#### How to complete this task:
Your answer should hold all lines of the entries that include the word "folder".

#### Task input:

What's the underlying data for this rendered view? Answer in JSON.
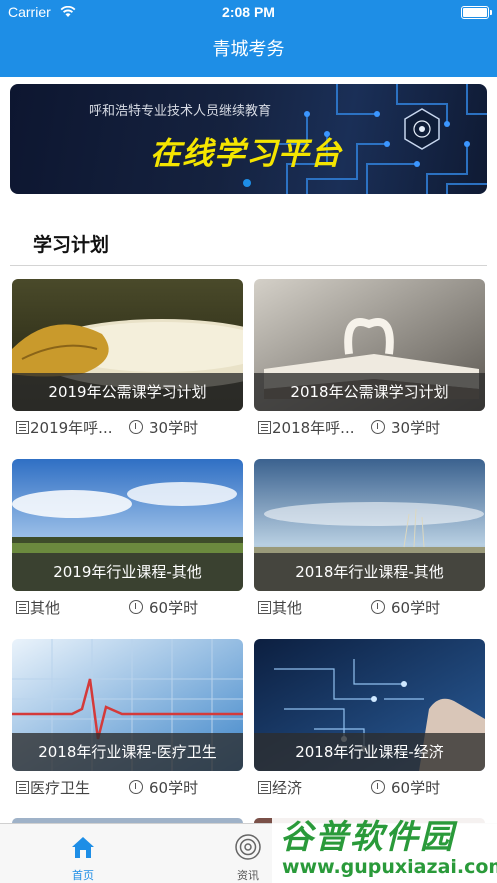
{
  "status_bar": {
    "carrier": "Carrier",
    "time": "2:08 PM"
  },
  "nav": {
    "title": "青城考务"
  },
  "banner": {
    "subtitle": "呼和浩特专业技术人员继续教育",
    "headline": "在线学习平台",
    "page_index": 0,
    "page_count": 1
  },
  "section": {
    "title": "学习计划"
  },
  "plans": [
    {
      "title": "2019年公需课学习计划",
      "category": "2019年呼...",
      "hours": "30学时"
    },
    {
      "title": "2018年公需课学习计划",
      "category": "2018年呼...",
      "hours": "30学时"
    },
    {
      "title": "2019年行业课程-其他",
      "category": "其他",
      "hours": "60学时"
    },
    {
      "title": "2018年行业课程-其他",
      "category": "其他",
      "hours": "60学时"
    },
    {
      "title": "2018年行业课程-医疗卫生",
      "category": "医疗卫生",
      "hours": "60学时"
    },
    {
      "title": "2018年行业课程-经济",
      "category": "经济",
      "hours": "60学时"
    }
  ],
  "tabbar": {
    "items": [
      {
        "label": "首页",
        "icon": "home-icon",
        "active": true
      },
      {
        "label": "资讯",
        "icon": "news-icon",
        "active": false
      }
    ]
  },
  "watermark": {
    "title": "谷普软件园",
    "url": "www.gupuxiazai.com"
  },
  "colors": {
    "primary": "#1e8ee6",
    "banner_text": "#f5e500",
    "watermark": "#2a9a3a"
  }
}
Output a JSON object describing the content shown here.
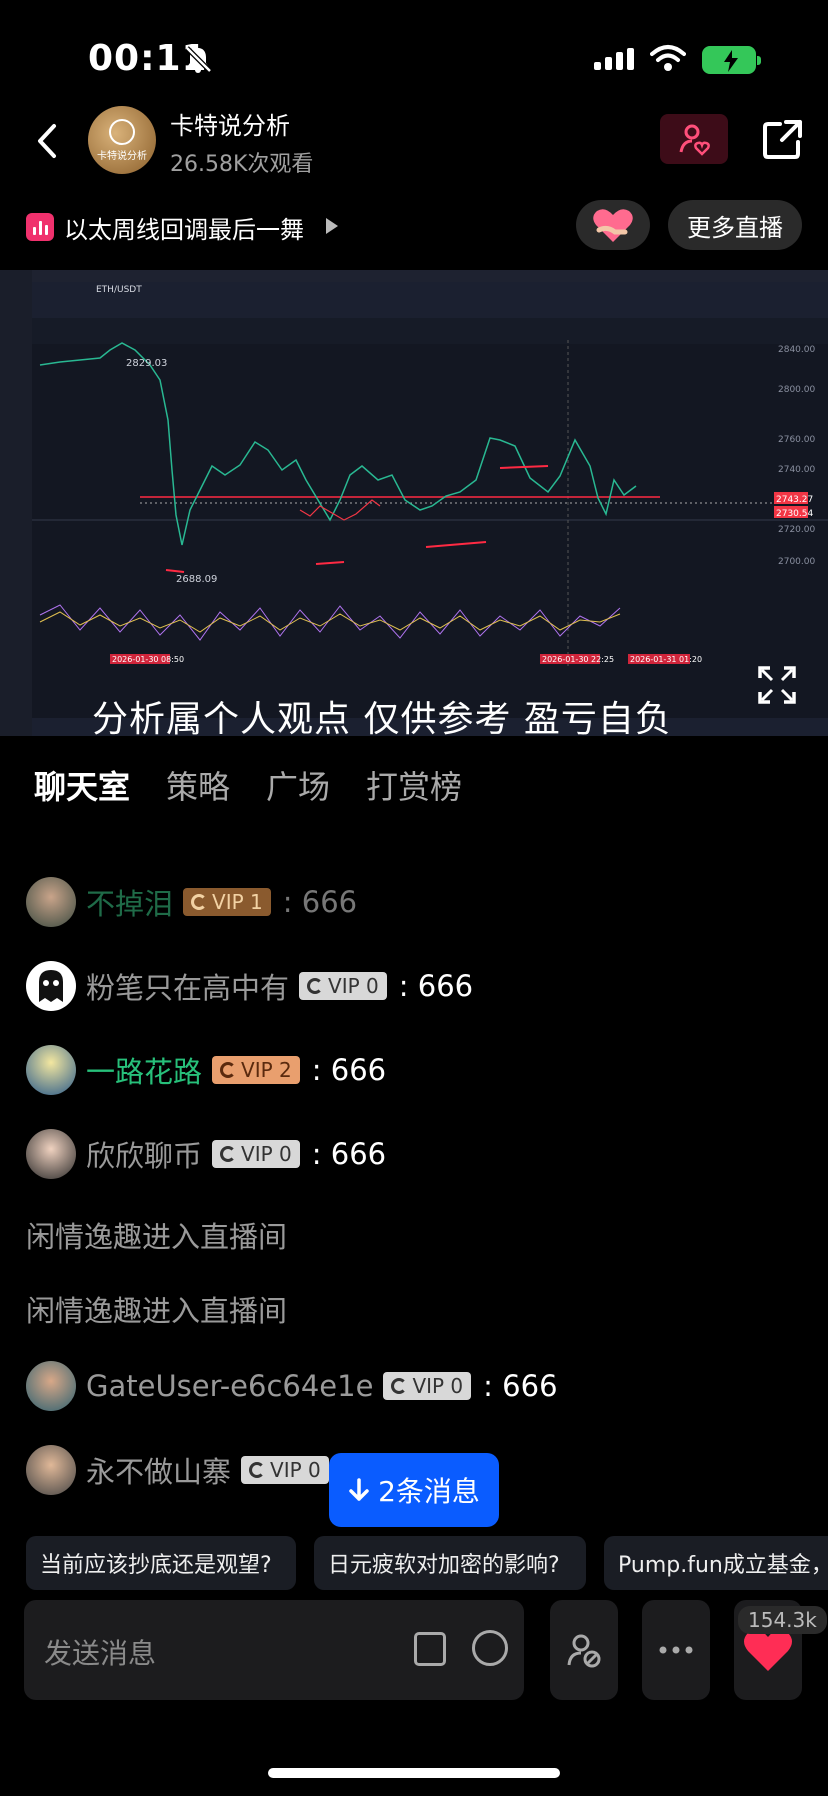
{
  "status": {
    "time": "00:11"
  },
  "header": {
    "host_name": "卡特说分析",
    "views": "26.58K次观看",
    "avatar_text": "卡特说分析"
  },
  "topic": {
    "title": "以太周线回调最后一舞",
    "more_live": "更多直播"
  },
  "video": {
    "overlay_text": "分析属个人观点 仅供参考 盈亏自负",
    "pair": "ETH/USDT",
    "prices": [
      "2829.03",
      "2688.09",
      "2743.27",
      "2730.54"
    ],
    "y_ticks": [
      "2840.00",
      "2800.00",
      "2760.00",
      "2740.00",
      "2720.00",
      "2700.00"
    ],
    "time_labels": [
      "2026-01-30 08:50",
      "2026-01-30 22:25",
      "2026-01-31 01:20"
    ]
  },
  "tabs": [
    "聊天室",
    "策略",
    "广场",
    "打赏榜"
  ],
  "chat": [
    {
      "name": "不掉泪",
      "vip": "VIP 1",
      "msg": "666"
    },
    {
      "name": "粉笔只在高中有",
      "vip": "VIP 0",
      "msg": "666"
    },
    {
      "name": "一路花路",
      "vip": "VIP 2",
      "msg": "666"
    },
    {
      "name": "欣欣聊币",
      "vip": "VIP 0",
      "msg": "666"
    },
    {
      "system": "闲情逸趣进入直播间"
    },
    {
      "system": "闲情逸趣进入直播间"
    },
    {
      "name": "GateUser-e6c64e1e",
      "vip": "VIP 0",
      "msg": "666"
    },
    {
      "name": "永不做山寨",
      "vip": "VIP 0"
    }
  ],
  "new_messages": "2条消息",
  "suggestions": [
    "当前应该抄底还是观望?",
    "日元疲软对加密的影响?",
    "Pump.fun成立基金，"
  ],
  "input": {
    "placeholder": "发送消息"
  },
  "likes": "154.3k",
  "colors": {
    "accent_blue": "#0a5cff",
    "heart": "#ff2d55",
    "green_name": "#27c07a"
  }
}
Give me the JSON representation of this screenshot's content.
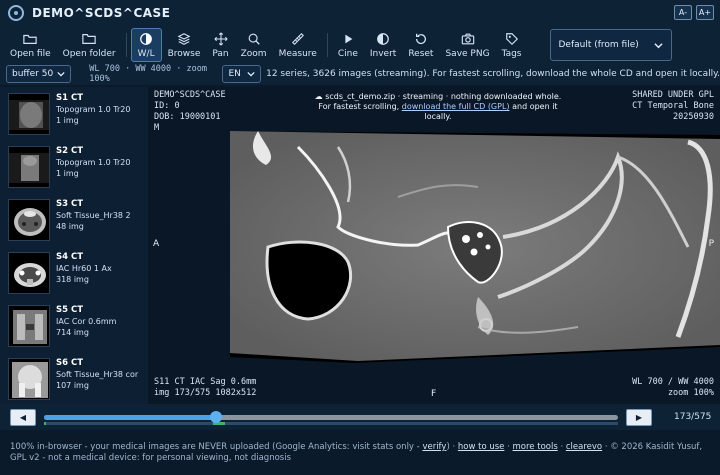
{
  "app": {
    "title": "DEMO^SCDS^CASE",
    "font_smaller": "A-",
    "font_larger": "A+"
  },
  "toolbar": {
    "tools": [
      {
        "key": "open-file",
        "label": "Open file",
        "icon": "folder-open-icon"
      },
      {
        "key": "open-folder",
        "label": "Open folder",
        "icon": "folder-icon"
      },
      {
        "key": "wl",
        "label": "W/L",
        "icon": "contrast-icon",
        "active": true
      },
      {
        "key": "browse",
        "label": "Browse",
        "icon": "layers-icon"
      },
      {
        "key": "pan",
        "label": "Pan",
        "icon": "move-icon"
      },
      {
        "key": "zoom",
        "label": "Zoom",
        "icon": "magnifier-icon"
      },
      {
        "key": "measure",
        "label": "Measure",
        "icon": "ruler-icon"
      },
      {
        "key": "cine",
        "label": "Cine",
        "icon": "play-icon"
      },
      {
        "key": "invert",
        "label": "Invert",
        "icon": "invert-icon"
      },
      {
        "key": "reset",
        "label": "Reset",
        "icon": "reset-icon"
      },
      {
        "key": "save-png",
        "label": "Save PNG",
        "icon": "camera-icon"
      },
      {
        "key": "tags",
        "label": "Tags",
        "icon": "tag-icon"
      }
    ],
    "preset_value": "Default (from file)"
  },
  "controls": {
    "buffer_value": "buffer 50",
    "wl_info": "WL 700 · WW 4000 · zoom 100%",
    "language_value": "EN",
    "status_message": "12 series, 3626 images (streaming). For fastest scrolling, download the whole CD and open it locally."
  },
  "series": [
    {
      "title": "S1 CT",
      "desc": "Topogram 1.0 Tr20",
      "count": "1 img",
      "kind": "topo"
    },
    {
      "title": "S2 CT",
      "desc": "Topogram 1.0 Tr20",
      "count": "1 img",
      "kind": "topo2"
    },
    {
      "title": "S3 CT",
      "desc": "Soft Tissue_Hr38 2",
      "count": "48 img",
      "kind": "axial"
    },
    {
      "title": "S4 CT",
      "desc": "IAC Hr60 1 Ax",
      "count": "318 img",
      "kind": "axial2"
    },
    {
      "title": "S5 CT",
      "desc": "IAC Cor 0.6mm",
      "count": "714 img",
      "kind": "coronal"
    },
    {
      "title": "S6 CT",
      "desc": "Soft Tissue_Hr38 cor",
      "count": "107 img",
      "kind": "coronal2"
    }
  ],
  "viewer": {
    "patient_name": "DEMO^SCDS^CASE",
    "patient_id": "ID: 0",
    "dob": "DOB: 19000101",
    "sex": "M",
    "license": "SHARED UNDER GPL",
    "study": "CT Temporal Bone",
    "date": "20250930",
    "notice_prefix": "☁ scds_ct_demo.zip · streaming · nothing downloaded whole. For fastest scrolling,",
    "notice_link": "download the full CD (GPL)",
    "notice_suffix": "and open it locally.",
    "orient_left": "A",
    "orient_right": "P",
    "orient_bottom": "F",
    "series_desc": "S11 CT IAC Sag 0.6mm",
    "image_info": "img 173/575  1082x512",
    "wl_overlay": "WL 700 / WW 4000",
    "zoom_overlay": "zoom 100%"
  },
  "slider": {
    "prev_label": "◀",
    "next_label": "▶",
    "position_fraction": 0.3,
    "loaded_segments": [
      [
        0.0,
        0.001
      ],
      [
        0.295,
        0.315
      ]
    ],
    "counter": "173/575"
  },
  "footer": {
    "text1": "100% in-browser - your medical images are NEVER uploaded (Google Analytics: visit stats only -",
    "link_verify": "verify",
    "sep1": ") ·",
    "link_howto": "how to use",
    "sep2": "·",
    "link_tools": "more tools",
    "sep3": "·",
    "link_clearevo": "clearevo",
    "text2": "· © 2026 Kasidit Yusuf,",
    "text3": "GPL v2 - not a medical device: for personal viewing, not diagnosis"
  },
  "colors": {
    "background": "#0b1a2b",
    "panel": "#0e2236",
    "accent": "#4aa3e6",
    "loaded": "#3fb36a"
  }
}
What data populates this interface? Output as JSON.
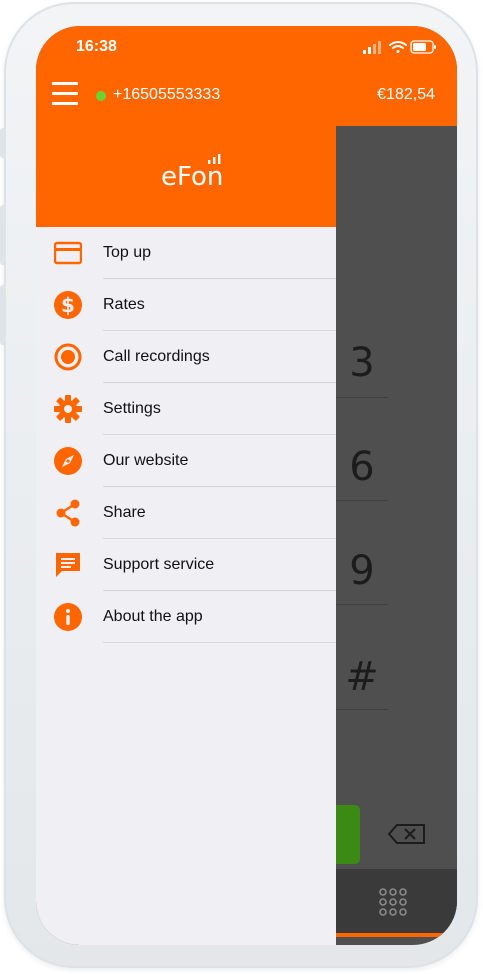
{
  "status_bar": {
    "time": "16:38"
  },
  "header": {
    "phone_number": "+16505553333",
    "balance": "€182,54"
  },
  "drawer": {
    "logo": "eFon",
    "items": [
      {
        "label": "Top up",
        "icon": "credit-card-icon"
      },
      {
        "label": "Rates",
        "icon": "dollar-icon"
      },
      {
        "label": "Call recordings",
        "icon": "record-icon"
      },
      {
        "label": "Settings",
        "icon": "gear-icon"
      },
      {
        "label": "Our website",
        "icon": "compass-icon"
      },
      {
        "label": "Share",
        "icon": "share-icon"
      },
      {
        "label": "Support service",
        "icon": "chat-icon"
      },
      {
        "label": "About the app",
        "icon": "info-icon"
      }
    ]
  },
  "dialer": {
    "keys": [
      "3",
      "6",
      "9",
      "#"
    ]
  },
  "colors": {
    "accent": "#ff6600",
    "online": "#6ad432",
    "call": "#3a8a14"
  }
}
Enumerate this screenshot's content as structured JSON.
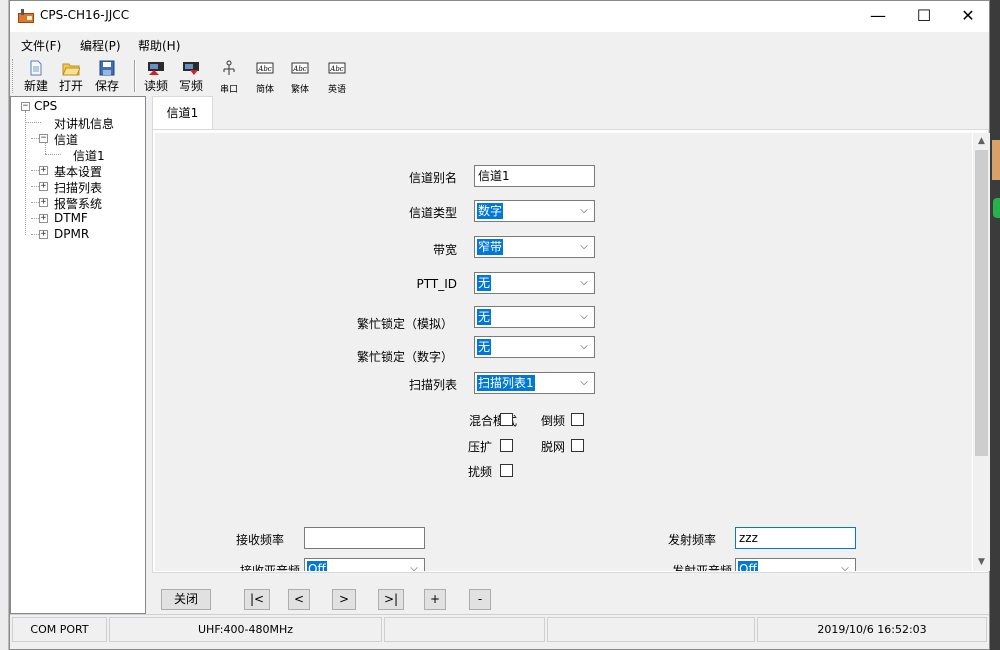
{
  "window": {
    "title": "CPS-CH16-JJCC",
    "minimize_glyph": "—",
    "maximize_glyph": "☐",
    "close_glyph": "✕"
  },
  "menu": [
    "文件(F)",
    "编程(P)",
    "帮助(H)"
  ],
  "toolbar": [
    {
      "label": "新建",
      "icon": "new-file-icon"
    },
    {
      "label": "打开",
      "icon": "open-folder-icon"
    },
    {
      "label": "保存",
      "icon": "save-disk-icon"
    },
    {
      "label": "读频",
      "icon": "read-radio-icon"
    },
    {
      "label": "写频",
      "icon": "write-radio-icon"
    },
    {
      "label": "串口",
      "icon": "serial-port-icon"
    },
    {
      "label": "简体",
      "icon": "simplified-chinese-icon"
    },
    {
      "label": "繁体",
      "icon": "traditional-chinese-icon"
    },
    {
      "label": "英语",
      "icon": "english-icon"
    }
  ],
  "tree": {
    "root": "CPS",
    "items": [
      {
        "label": "对讲机信息"
      },
      {
        "label": "信道",
        "expanded": true
      },
      {
        "label": "信道1"
      },
      {
        "label": "基本设置"
      },
      {
        "label": "扫描列表"
      },
      {
        "label": "报警系统"
      },
      {
        "label": "DTMF"
      },
      {
        "label": "DPMR"
      }
    ],
    "expand_glyph": "+",
    "collapse_glyph": "−"
  },
  "tab": {
    "label": "信道1"
  },
  "form": {
    "alias_label": "信道别名",
    "alias_value": "信道1",
    "type_label": "信道类型",
    "type_value": "数字",
    "bandwidth_label": "带宽",
    "bandwidth_value": "窄带",
    "ptt_label": "PTT_ID",
    "ptt_value": "无",
    "busy_analog_label": "繁忙锁定（模拟）",
    "busy_analog_value": "无",
    "busy_digital_label": "繁忙锁定（数字）",
    "busy_digital_value": "无",
    "scan_label": "扫描列表",
    "scan_value": "扫描列表1",
    "mixed_label": "混合模式",
    "reverse_label": "倒频",
    "compand_label": "压扩",
    "offnet_label": "脱网",
    "scramble_label": "扰频",
    "rx_freq_label": "接收频率",
    "rx_freq_value": "",
    "tx_freq_label": "发射频率",
    "tx_freq_value": "zzz",
    "rx_tone_label": "接收亚音频",
    "rx_tone_value": "Off",
    "tx_tone_label": "发射亚音频",
    "tx_tone_value": "Off"
  },
  "nav": {
    "close": "关闭",
    "first": "|<",
    "prev": "<",
    "next": ">",
    "last": ">|",
    "add": "+",
    "remove": "-"
  },
  "status": {
    "port": "COM PORT",
    "band": "UHF:400-480MHz",
    "empty1": "",
    "empty2": "",
    "datetime": "2019/10/6 16:52:03"
  },
  "scroll_glyphs": {
    "up": "▲",
    "down": "▼",
    "combo": "⌵"
  }
}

#### Output below:
        "icon": "folder-open-icon"
        "key": "open-folder",
        "label": "Open folder",
        "icon": "folder-icon"
      "icon": "open-folder-icon"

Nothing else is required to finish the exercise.